Required action:
Check each line of the data for "Chinese", then give the number of lines that have it, without any other words.

(Data records for software interfaces)

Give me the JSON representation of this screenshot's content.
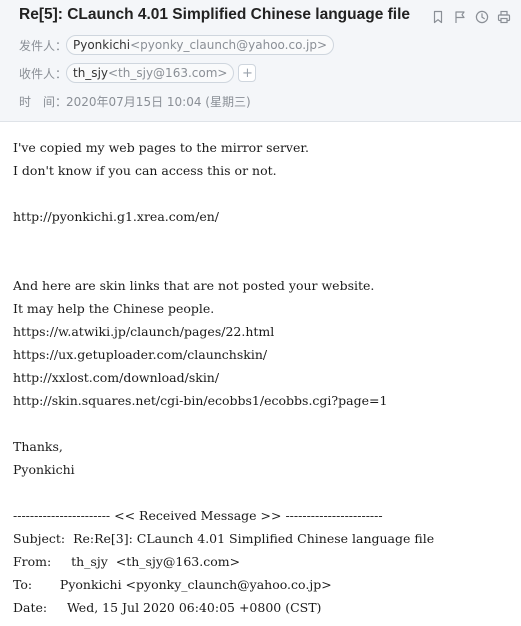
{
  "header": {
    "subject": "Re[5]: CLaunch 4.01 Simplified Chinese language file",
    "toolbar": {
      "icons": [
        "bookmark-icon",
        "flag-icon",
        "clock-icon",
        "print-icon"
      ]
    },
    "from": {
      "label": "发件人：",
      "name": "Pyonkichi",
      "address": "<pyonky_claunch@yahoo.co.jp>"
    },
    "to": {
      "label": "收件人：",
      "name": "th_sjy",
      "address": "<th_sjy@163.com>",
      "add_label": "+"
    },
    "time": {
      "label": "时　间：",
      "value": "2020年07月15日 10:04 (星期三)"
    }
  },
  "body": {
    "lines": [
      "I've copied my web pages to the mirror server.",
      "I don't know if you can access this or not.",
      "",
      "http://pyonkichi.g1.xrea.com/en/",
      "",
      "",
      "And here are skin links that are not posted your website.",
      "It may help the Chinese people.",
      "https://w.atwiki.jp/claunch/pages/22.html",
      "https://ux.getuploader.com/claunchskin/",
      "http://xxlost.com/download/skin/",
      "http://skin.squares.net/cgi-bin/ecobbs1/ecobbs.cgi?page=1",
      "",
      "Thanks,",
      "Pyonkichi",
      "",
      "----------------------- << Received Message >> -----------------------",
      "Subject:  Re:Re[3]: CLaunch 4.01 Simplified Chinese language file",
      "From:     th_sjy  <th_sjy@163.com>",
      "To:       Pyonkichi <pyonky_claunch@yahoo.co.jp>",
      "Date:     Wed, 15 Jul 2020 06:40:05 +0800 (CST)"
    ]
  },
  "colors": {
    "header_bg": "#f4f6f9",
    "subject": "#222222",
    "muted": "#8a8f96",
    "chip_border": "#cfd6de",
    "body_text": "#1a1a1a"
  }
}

Problem solution:
3